Tusks, as a rule, are multipurpose devices. Boars and warthogs apply theirs offensively and defensively, to battle one another during mating season and to gore predators many times their size.
Walruses use their tusks like grappling hooks, to haul themselves out of the water and onto the ice, and as weapons against polar bears and in sexual contests — but not, as commonly believed, to forage for food or pry open oysters.
The purpose of the narwhal’s tusk remains a subject of contention. Some researchers suggest the whales use it to stun their fish prey. Nweeia and his co-workers propose that it is a kind of sensory organ, for detecting changes in water salinity and temperature.
Elephants are the true masters of the Swiss army tusk. They use their mighty incisors to dig for salts and minerals, to break off branches and get at the foliage, to pry into trees and peel off the bark — “They really love to eat bark,” said Joyce Poole, scientific director of Elephant Voices, a research and advocacy group working at Gorongosa — to scoop an errant calf out of a mudhole or lift a sleeping one to its feet.
They coordinate tusks, trunks and feet to de-thorn acacia trees and soften tough grasses, and they stash leafy branches across their ivory shelves for later consumption.
Just as people are left- or right-handed, so elephants have a favoured tusk. “If they’re going to break a branch over a tusk, they use the same tusk repeatedly,” Poole said. A groove forms in the preferred tusk over time.
But it can take two tusks to tangle. From my perch in the Bat Hawk, I watched a pair of large bull elephants spar by locking together their massive tusks, which can weigh well over 100 pounds each — seven times the weight of an average female tusk.
Yet the biophysical properties that make tusks such splendid tools to own have all too often proved their owners’ undoing. People have long coveted ivory for its beauty, ductility and presumed magical properties.
The first appearance of narwhal tusks in medieval Europe is thought to have given rise to the myth of the unicorn, and to a mad surge in demand for the 9-foot spiralling spears. Elizabeth I is said to have paid 10,000 pounds for a narwhal tusk, then the price of an average castle.
The drive to harvest walrus ivory may well have contributed to the settlement of Greenland in the 10th century, and led to the near extinction of walrus populations around Norway, Iceland and other parts of the North Atlantic.
Elephant ivory, however, is considered the finest in the world, and elephants have long been slaughtered to supply it. Despite international efforts to ban the ivory trade, demand still drives a business worth at least $1 billion a year.
The persistence of elephant poaching has prompted researchers to wonder whether elephants really needed their tusks, and whether they might not be better off if the tuskless trait were to spread more widely through the African population.

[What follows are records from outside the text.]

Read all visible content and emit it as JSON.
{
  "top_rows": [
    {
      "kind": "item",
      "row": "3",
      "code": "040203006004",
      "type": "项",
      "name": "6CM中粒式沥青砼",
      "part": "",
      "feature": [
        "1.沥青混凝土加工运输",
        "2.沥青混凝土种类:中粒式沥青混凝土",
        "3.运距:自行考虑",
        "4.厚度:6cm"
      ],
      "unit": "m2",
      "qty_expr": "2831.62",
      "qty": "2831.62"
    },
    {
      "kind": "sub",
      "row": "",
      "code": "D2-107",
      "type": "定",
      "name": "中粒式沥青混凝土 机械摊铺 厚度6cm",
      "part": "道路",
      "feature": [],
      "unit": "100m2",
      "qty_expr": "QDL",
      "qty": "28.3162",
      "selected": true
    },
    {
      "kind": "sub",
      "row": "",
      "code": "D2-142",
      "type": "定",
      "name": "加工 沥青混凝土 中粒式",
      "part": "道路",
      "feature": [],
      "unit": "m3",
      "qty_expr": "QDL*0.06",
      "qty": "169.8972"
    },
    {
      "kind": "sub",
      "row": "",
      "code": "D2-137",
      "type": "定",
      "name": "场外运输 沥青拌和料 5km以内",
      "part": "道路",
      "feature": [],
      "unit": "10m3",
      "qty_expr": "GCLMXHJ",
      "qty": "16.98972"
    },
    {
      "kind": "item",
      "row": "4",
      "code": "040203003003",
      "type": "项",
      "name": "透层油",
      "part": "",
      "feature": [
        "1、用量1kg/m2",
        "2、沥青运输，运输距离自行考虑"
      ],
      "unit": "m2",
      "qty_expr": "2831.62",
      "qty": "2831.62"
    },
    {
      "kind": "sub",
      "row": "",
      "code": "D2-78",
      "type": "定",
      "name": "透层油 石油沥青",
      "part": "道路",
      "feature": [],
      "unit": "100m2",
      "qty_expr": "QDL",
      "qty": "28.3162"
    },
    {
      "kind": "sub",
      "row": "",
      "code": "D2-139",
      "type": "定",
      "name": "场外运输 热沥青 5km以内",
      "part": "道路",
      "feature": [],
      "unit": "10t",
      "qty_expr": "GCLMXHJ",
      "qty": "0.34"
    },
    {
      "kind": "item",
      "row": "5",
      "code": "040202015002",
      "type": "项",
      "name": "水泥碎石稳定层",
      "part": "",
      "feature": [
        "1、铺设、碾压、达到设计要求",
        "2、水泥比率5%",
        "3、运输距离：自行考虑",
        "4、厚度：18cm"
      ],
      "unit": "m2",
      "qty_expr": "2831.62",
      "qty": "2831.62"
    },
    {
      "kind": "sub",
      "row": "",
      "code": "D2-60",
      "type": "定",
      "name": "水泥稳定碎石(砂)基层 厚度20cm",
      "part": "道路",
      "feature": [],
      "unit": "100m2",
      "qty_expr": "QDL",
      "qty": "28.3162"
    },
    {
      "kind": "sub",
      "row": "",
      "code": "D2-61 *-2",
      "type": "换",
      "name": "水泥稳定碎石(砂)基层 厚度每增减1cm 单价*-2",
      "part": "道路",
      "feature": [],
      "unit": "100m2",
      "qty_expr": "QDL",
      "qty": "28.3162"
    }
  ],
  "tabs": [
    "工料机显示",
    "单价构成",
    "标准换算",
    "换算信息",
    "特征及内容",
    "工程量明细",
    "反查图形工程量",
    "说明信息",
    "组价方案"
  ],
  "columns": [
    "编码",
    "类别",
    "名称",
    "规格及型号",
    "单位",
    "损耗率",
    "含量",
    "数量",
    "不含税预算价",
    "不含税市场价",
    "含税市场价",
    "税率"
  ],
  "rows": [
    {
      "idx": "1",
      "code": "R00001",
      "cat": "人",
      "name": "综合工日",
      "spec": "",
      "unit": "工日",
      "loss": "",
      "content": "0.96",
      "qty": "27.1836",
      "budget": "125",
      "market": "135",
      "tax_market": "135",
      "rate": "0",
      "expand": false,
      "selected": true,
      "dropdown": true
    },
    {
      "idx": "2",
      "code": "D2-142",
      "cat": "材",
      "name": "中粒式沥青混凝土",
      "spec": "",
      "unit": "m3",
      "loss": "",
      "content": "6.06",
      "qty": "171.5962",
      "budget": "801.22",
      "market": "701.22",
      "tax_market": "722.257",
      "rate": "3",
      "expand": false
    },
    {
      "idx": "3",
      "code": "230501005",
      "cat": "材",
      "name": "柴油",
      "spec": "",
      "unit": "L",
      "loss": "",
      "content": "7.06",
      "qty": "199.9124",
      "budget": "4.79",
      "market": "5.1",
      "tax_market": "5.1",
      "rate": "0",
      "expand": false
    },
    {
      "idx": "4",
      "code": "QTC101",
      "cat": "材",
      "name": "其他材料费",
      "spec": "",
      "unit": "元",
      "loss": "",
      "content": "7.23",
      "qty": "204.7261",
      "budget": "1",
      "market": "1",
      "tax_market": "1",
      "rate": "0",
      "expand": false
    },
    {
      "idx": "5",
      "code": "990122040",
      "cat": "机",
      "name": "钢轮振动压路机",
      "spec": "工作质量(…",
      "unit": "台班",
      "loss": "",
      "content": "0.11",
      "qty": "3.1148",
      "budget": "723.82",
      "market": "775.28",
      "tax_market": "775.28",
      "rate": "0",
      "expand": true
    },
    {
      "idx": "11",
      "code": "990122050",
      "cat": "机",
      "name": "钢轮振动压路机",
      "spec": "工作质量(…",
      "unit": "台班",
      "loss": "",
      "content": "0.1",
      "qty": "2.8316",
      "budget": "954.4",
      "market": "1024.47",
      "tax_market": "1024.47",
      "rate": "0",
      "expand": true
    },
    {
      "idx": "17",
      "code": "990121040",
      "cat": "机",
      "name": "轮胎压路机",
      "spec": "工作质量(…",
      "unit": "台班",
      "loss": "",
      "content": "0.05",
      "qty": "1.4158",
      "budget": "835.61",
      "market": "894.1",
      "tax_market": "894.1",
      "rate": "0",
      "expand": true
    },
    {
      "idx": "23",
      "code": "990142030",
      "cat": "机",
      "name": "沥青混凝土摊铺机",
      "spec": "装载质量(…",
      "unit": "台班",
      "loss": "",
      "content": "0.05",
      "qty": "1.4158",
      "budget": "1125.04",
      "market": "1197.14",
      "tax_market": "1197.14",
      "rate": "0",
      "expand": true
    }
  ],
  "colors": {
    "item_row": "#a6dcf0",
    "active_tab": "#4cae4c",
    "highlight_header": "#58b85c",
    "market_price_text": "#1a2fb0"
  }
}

Shane Campbell-Staton, an assistant professor of ecology and evolutionary biology at the University of California, Los Angeles, and his colleagues have begun systematically comparing tusked and tuskless elephants in Gorongosa, seeking not only to identify the genes involved in tusklessness but also to solve perplexing patterns of inheritance.
Why, for example, are nearly all the tuskless elephants of Africa female? Among Asian elephants, a related species, many males are tuskless, and recent studies suggest they fare surprisingly well on the sexual battlefield when pitted against tusked rivals.
Campbell-Staton is also looking at downstream effects of tusklessness.
“We know tusks play an important role in obtaining food,” he said, “so if individuals don’t have that tool, are they using the environment differently, and could those changes have consequences for other animals dependent on elephants as ecosystem engineers?”
Maybe, but from the look of it, the tuskless elephants of Gorongosa are thriving. “They’re in fantastic condition, this is a very good habitat for them, and there’s no indication they’re suffering nutritionally,” Poole said.
Lateral incisors: Who needs them? Better by far to keep the poachers at bay.